# Dataset rows for apps and sites
--------

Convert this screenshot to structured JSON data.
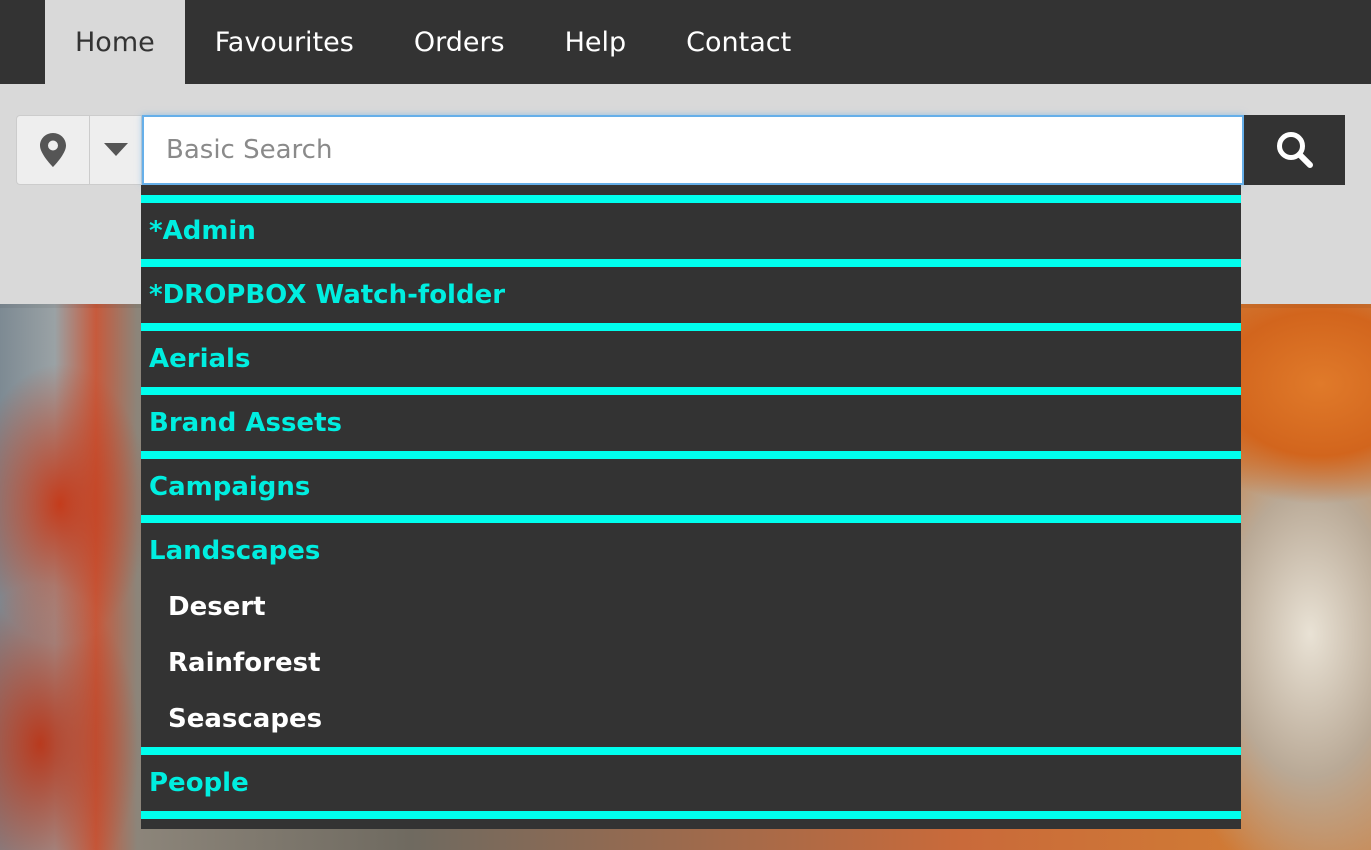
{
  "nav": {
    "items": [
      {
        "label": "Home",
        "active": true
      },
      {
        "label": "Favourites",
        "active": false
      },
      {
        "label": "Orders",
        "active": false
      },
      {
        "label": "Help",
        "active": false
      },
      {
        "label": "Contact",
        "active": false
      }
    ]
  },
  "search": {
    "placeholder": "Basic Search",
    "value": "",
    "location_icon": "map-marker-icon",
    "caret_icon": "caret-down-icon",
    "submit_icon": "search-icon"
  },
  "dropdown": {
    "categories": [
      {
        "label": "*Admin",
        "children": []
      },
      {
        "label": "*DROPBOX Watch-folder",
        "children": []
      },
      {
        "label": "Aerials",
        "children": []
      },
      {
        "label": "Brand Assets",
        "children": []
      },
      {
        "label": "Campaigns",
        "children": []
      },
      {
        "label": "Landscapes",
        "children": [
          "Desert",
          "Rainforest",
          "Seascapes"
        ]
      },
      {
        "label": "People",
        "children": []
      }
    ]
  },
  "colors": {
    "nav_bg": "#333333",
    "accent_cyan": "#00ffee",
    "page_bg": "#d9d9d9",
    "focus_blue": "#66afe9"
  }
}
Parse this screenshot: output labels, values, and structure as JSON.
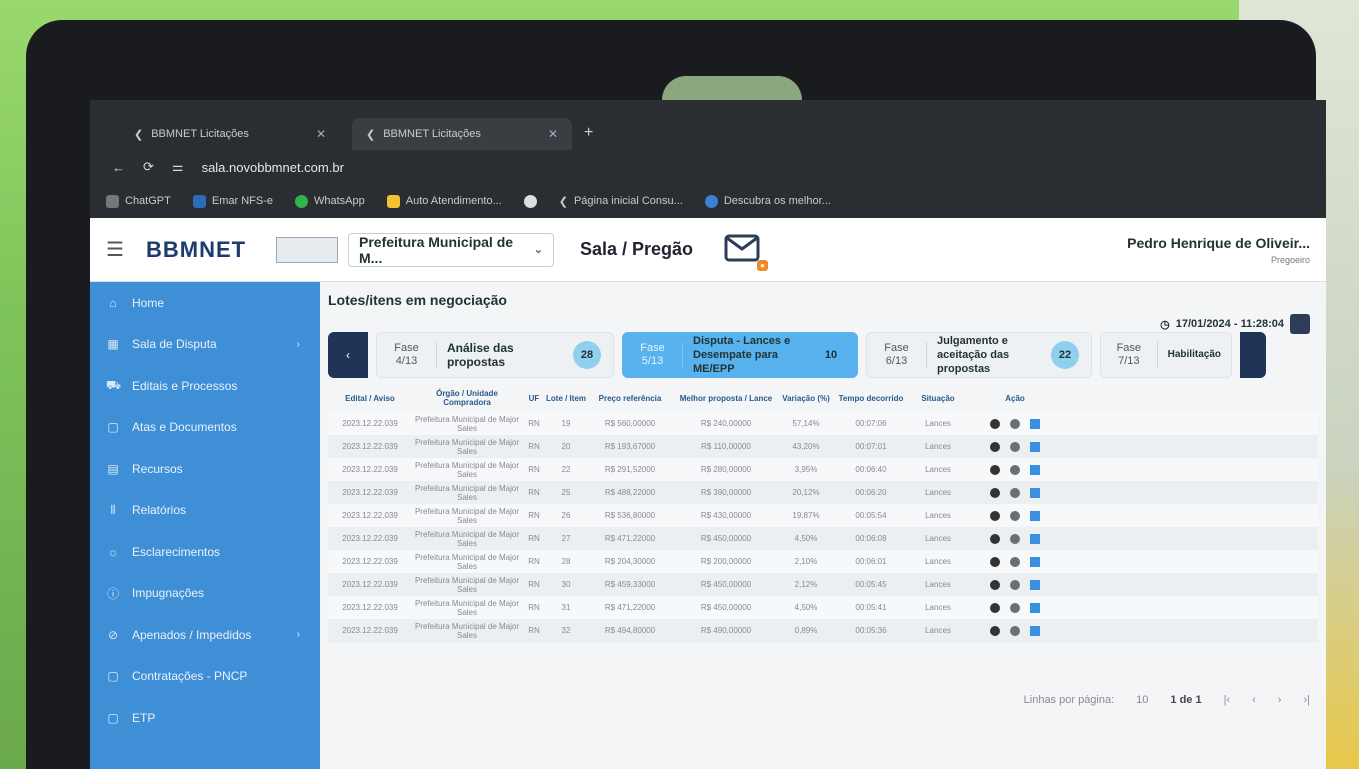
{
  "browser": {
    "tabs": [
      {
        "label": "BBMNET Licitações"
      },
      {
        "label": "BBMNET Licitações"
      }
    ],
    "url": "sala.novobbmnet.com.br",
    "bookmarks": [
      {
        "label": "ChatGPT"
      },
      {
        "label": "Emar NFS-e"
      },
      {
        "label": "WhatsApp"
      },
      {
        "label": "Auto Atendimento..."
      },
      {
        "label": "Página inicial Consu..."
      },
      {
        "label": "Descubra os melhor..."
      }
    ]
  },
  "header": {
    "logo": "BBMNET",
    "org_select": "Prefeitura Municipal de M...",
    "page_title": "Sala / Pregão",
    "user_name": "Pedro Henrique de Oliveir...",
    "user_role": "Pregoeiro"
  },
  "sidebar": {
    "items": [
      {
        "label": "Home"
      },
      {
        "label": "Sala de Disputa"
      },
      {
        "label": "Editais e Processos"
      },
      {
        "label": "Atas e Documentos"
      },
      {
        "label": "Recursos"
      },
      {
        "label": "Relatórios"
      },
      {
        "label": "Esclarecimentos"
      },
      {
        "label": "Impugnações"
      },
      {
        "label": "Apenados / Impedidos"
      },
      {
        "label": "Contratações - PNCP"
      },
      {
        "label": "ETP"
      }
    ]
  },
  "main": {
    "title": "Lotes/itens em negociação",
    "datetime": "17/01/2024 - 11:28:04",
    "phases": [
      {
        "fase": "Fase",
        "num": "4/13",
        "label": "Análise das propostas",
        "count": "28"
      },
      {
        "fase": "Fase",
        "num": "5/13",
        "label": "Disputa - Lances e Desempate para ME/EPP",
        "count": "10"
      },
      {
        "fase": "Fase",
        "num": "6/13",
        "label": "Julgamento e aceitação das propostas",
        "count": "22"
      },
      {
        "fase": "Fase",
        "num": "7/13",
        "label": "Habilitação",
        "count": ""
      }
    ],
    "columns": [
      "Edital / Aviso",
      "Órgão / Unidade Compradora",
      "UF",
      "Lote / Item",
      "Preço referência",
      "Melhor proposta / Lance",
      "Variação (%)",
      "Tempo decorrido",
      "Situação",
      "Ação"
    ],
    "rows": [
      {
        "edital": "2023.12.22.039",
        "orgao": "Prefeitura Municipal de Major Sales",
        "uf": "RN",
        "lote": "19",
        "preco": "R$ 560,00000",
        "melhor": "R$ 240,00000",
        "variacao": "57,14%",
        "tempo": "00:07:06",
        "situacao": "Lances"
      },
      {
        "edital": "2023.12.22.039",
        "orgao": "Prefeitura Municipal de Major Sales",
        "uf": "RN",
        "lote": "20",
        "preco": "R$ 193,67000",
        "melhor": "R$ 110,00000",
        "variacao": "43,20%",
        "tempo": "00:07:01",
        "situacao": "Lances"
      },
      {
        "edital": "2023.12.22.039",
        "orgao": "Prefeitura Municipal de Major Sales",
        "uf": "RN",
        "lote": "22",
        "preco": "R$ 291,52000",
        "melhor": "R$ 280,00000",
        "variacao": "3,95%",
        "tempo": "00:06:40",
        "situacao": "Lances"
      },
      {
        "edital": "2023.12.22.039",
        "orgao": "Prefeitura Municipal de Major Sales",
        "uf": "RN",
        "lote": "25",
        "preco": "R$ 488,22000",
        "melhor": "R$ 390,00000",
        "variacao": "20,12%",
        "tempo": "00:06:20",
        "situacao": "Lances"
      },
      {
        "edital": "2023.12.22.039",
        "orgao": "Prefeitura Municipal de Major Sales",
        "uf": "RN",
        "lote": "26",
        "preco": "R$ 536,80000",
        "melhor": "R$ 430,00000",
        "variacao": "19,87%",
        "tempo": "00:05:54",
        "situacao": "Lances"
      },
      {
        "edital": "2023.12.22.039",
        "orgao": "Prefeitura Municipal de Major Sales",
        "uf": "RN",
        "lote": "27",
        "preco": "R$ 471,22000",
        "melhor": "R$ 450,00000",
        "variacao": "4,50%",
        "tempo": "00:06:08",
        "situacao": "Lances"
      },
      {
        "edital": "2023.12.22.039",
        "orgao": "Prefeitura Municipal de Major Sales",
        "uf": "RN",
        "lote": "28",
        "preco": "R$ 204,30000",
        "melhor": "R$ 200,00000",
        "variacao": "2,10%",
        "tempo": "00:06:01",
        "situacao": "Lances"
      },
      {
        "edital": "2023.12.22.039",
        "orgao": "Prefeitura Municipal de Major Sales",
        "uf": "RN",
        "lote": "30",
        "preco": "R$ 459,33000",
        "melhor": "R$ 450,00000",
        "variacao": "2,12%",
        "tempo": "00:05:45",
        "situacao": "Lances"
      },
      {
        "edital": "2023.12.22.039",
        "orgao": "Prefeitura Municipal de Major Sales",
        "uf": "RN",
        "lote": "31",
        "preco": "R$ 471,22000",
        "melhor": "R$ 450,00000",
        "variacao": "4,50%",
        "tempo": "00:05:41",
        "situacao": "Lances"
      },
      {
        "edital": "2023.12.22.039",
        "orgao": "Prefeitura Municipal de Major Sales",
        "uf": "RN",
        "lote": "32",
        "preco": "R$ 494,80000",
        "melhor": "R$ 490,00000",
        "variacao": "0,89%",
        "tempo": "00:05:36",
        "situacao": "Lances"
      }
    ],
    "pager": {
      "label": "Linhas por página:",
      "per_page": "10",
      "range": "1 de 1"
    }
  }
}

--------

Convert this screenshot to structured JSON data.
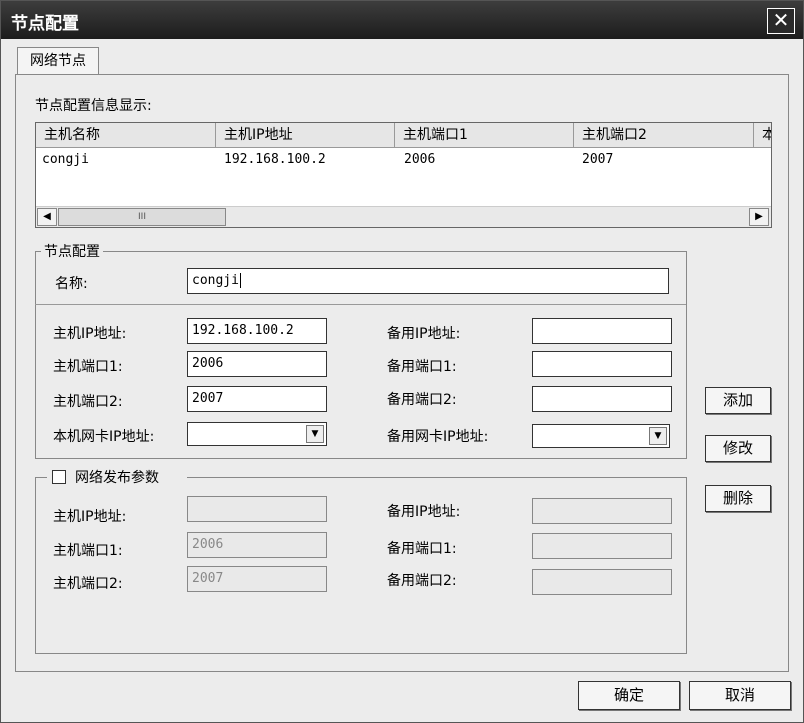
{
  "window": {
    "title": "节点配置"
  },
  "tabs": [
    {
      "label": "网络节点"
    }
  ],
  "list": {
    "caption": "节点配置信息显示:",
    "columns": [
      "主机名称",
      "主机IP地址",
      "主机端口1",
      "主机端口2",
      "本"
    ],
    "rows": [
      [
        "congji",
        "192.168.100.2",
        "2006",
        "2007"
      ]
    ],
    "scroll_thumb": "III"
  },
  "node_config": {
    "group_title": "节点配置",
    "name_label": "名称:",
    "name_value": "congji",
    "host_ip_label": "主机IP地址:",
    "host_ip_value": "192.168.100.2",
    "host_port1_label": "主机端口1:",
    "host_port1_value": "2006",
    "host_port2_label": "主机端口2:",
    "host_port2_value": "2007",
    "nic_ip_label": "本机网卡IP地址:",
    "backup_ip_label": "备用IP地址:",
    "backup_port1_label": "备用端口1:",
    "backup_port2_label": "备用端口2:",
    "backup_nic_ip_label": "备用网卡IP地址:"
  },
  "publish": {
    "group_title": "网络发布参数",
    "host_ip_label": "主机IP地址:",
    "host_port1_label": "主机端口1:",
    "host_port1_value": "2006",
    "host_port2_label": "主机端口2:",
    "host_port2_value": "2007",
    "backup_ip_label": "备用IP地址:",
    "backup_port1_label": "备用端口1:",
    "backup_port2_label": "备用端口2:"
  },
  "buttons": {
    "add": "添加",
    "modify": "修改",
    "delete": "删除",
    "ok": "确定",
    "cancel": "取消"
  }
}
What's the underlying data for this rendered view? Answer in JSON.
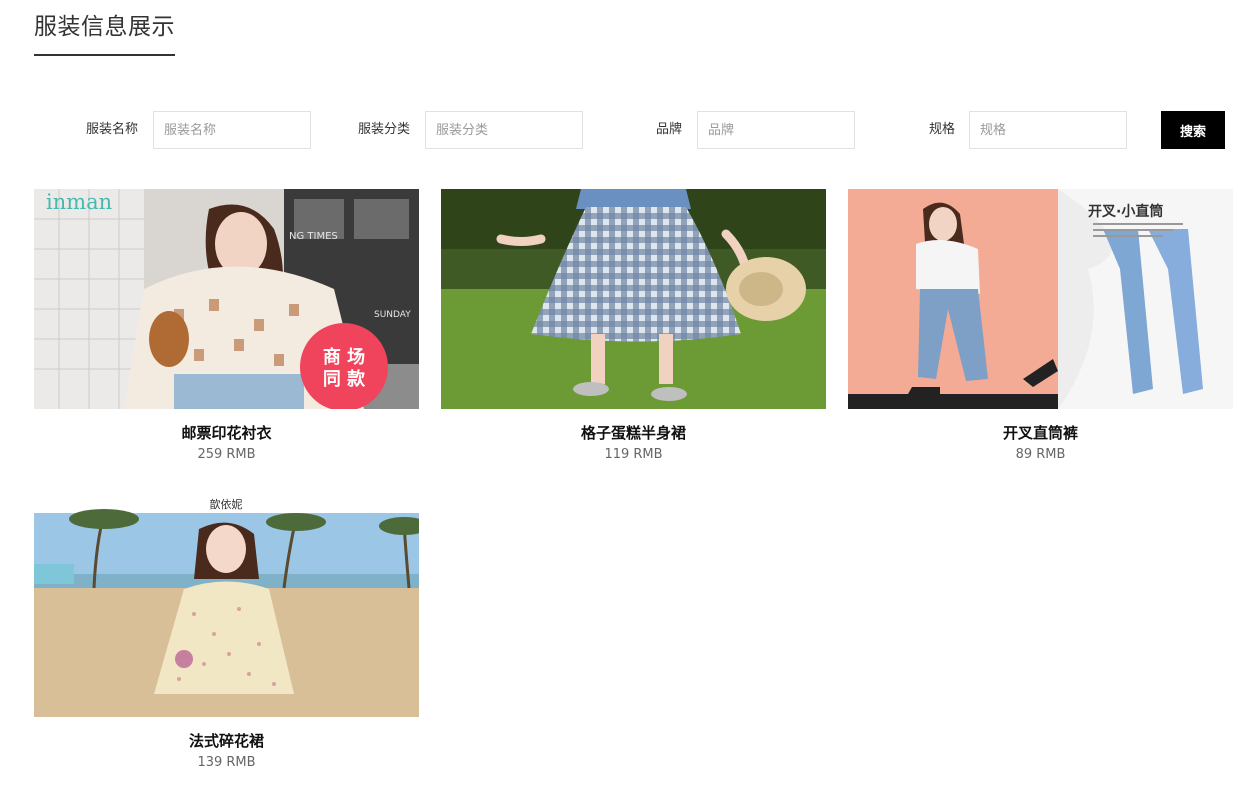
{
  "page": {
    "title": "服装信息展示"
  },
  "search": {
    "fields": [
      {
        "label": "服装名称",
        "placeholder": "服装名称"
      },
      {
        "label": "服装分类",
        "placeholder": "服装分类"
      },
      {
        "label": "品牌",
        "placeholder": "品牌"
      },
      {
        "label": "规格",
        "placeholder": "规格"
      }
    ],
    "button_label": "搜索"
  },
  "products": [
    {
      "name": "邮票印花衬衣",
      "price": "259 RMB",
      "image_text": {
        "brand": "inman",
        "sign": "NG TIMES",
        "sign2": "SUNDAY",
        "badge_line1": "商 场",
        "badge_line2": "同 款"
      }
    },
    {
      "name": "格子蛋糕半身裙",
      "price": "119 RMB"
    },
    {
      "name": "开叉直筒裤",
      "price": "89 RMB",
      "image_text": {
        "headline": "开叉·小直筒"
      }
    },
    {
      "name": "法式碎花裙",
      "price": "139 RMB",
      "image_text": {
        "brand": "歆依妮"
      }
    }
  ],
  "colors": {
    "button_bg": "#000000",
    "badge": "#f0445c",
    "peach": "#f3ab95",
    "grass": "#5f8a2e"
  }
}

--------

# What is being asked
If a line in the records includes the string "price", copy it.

# Task response
      "price": "259 RMB",
      "price": "119 RMB"
      "price": "89 RMB",
      "price": "139 RMB",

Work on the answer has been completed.